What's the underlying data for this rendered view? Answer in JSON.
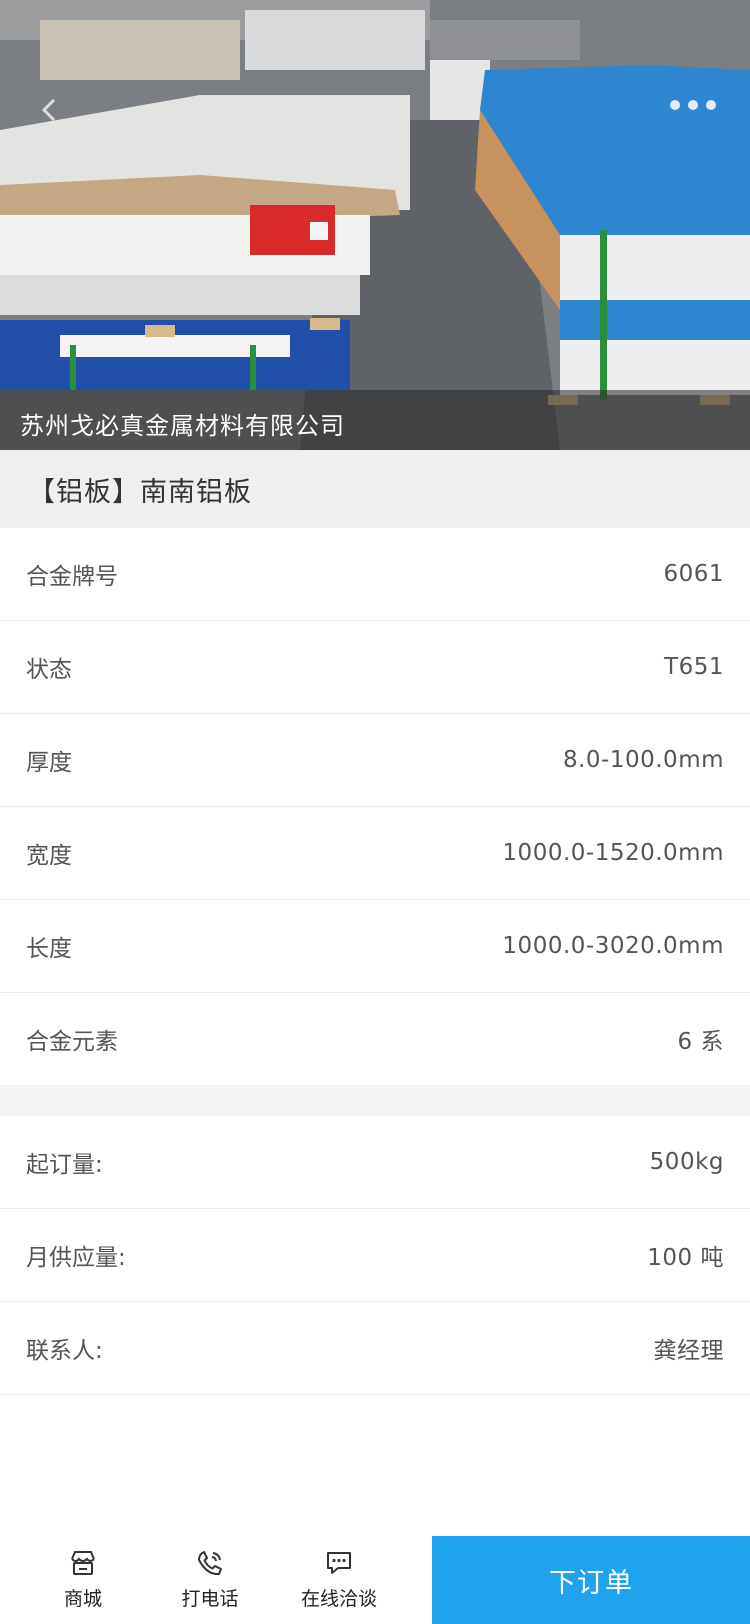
{
  "hero": {
    "company_name": "苏州戈必真金属材料有限公司"
  },
  "product": {
    "title": "【铝板】南南铝板"
  },
  "specs": [
    {
      "label": "合金牌号",
      "value": "6061"
    },
    {
      "label": "状态",
      "value": "T651"
    },
    {
      "label": "厚度",
      "value": "8.0-100.0mm"
    },
    {
      "label": "宽度",
      "value": "1000.0-1520.0mm"
    },
    {
      "label": "长度",
      "value": "1000.0-3020.0mm"
    },
    {
      "label": "合金元素",
      "value": "6 系"
    }
  ],
  "info": [
    {
      "label": "起订量:",
      "value": "500kg"
    },
    {
      "label": "月供应量:",
      "value": "100 吨"
    },
    {
      "label": "联系人:",
      "value": "龚经理"
    }
  ],
  "bottom_bar": {
    "tabs": [
      {
        "label": "商城",
        "icon": "store-icon"
      },
      {
        "label": "打电话",
        "icon": "phone-icon"
      },
      {
        "label": "在线洽谈",
        "icon": "chat-icon"
      }
    ],
    "order_label": "下订单"
  },
  "colors": {
    "accent": "#1fa3ee",
    "title_bar_bg": "#efefef"
  }
}
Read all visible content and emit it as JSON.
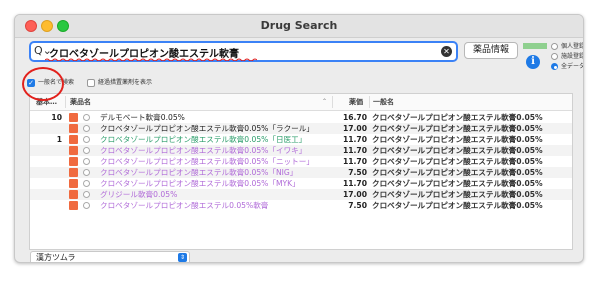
{
  "window": {
    "title": "Drug Search"
  },
  "search": {
    "value": "クロベタゾールプロピオン酸エステル軟膏",
    "search_icon": "search-icon",
    "clear_icon": "clear-icon"
  },
  "info_button": {
    "label": "薬品情報"
  },
  "info_icon": {
    "glyph": "i"
  },
  "filters": [
    {
      "label": "個人登録",
      "selected": false
    },
    {
      "label": "施設登録",
      "selected": false
    },
    {
      "label": "全データ",
      "selected": true
    }
  ],
  "options": {
    "generic_search": {
      "label": "一般名で検索",
      "checked": true
    },
    "show_discontinued": {
      "label": "経過措置薬剤を表示",
      "checked": false
    }
  },
  "table": {
    "headers": {
      "count": "基本…",
      "name": "薬品名",
      "price": "薬価",
      "generic": "一般名"
    },
    "rows": [
      {
        "count": "10",
        "color": "#f06a3f",
        "name": "デルモベート軟膏0.05%",
        "name_color": "#222222",
        "price": "16.70",
        "generic": "クロベタゾールプロピオン酸エステル軟膏0.05%"
      },
      {
        "count": "",
        "color": "#f06a3f",
        "name": "クロベタゾールプロピオン酸エステル軟膏0.05%「ラクール」",
        "name_color": "#222222",
        "price": "17.00",
        "generic": "クロベタゾールプロピオン酸エステル軟膏0.05%"
      },
      {
        "count": "1",
        "color": "#f06a3f",
        "name": "クロベタゾールプロピオン酸エステル軟膏0.05%「日医工」",
        "name_color": "#2a9d6a",
        "price": "11.70",
        "generic": "クロベタゾールプロピオン酸エステル軟膏0.05%"
      },
      {
        "count": "",
        "color": "#f06a3f",
        "name": "クロベタゾールプロピオン酸エステル軟膏0.05%「イワキ」",
        "name_color": "#b06ad8",
        "price": "11.70",
        "generic": "クロベタゾールプロピオン酸エステル軟膏0.05%"
      },
      {
        "count": "",
        "color": "#f06a3f",
        "name": "クロベタゾールプロピオン酸エステル軟膏0.05%「ニットー」",
        "name_color": "#b06ad8",
        "price": "11.70",
        "generic": "クロベタゾールプロピオン酸エステル軟膏0.05%"
      },
      {
        "count": "",
        "color": "#f06a3f",
        "name": "クロベタゾールプロピオン酸エステル軟膏0.05%「NIG」",
        "name_color": "#b06ad8",
        "price": "7.50",
        "generic": "クロベタゾールプロピオン酸エステル軟膏0.05%"
      },
      {
        "count": "",
        "color": "#f06a3f",
        "name": "クロベタゾールプロピオン酸エステル軟膏0.05%「MYK」",
        "name_color": "#b06ad8",
        "price": "11.70",
        "generic": "クロベタゾールプロピオン酸エステル軟膏0.05%"
      },
      {
        "count": "",
        "color": "#f06a3f",
        "name": "グリジール軟膏0.05%",
        "name_color": "#b06ad8",
        "price": "17.00",
        "generic": "クロベタゾールプロピオン酸エステル軟膏0.05%"
      },
      {
        "count": "",
        "color": "#f06a3f",
        "name": "クロベタゾールプロピオン酸エステル0.05%軟膏",
        "name_color": "#b06ad8",
        "price": "7.50",
        "generic": "クロベタゾールプロピオン酸エステル軟膏0.05%"
      }
    ]
  },
  "maker_select": {
    "value": "漢方ツムラ"
  }
}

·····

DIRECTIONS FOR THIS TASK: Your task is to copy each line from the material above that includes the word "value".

FINISHED TASK:
      "value": "6061"
      "value": "T651"
      "value": "8.0-100.0mm"
      "value": "1000.0-1520.0mm"
      "value": "1000.0-3020.0mm"
      "value": "6 系"
      "value": "500kg"
      "value": "100 吨"
      "value": "龚经理"
    "value": "クロベタゾールプロピオン酸エステル軟膏",
    "value": "漢方ツムラ"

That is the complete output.